… confidence in my words, Twang. I suck my tongue for your chervil-and-lavender flavor.
This afternoon I went to the Beach to see a new hotel, the Brissy St. Jouin. It has been described as the “Naples ultra” of Miami splendor. There is teak sawdust in the Oyster Bar, where I began my tour with a screwdriver; the lobby is decked with much gold. That was all I saw. La Nosherie, the Mannikin Pis rumpus room, and the Jupiter Seaside Fungus Collection had to wait for another visit.
What arrested me, ankle-deep in peacock feathers, was a battery of television sets assembled for the inauguration as a “monument to intercontinental awareness.” Above the lobby fountain, seven sets rose vertically from a spray-shrouded base. On either side of the midmost screen, three others were horizontally aligned, hung by transparent cords from the distant ceiling. No sound from the construction reached the naked ear; but telephones, each equipped with a panel of buttons, connected viewers to the various programs.

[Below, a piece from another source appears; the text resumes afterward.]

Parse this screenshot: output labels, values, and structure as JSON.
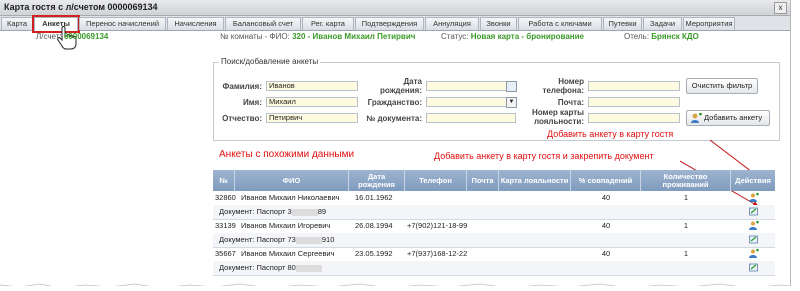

Stopping to sample this profusion of “light inscribed by light,” I stayed until I had exhausted the repertory.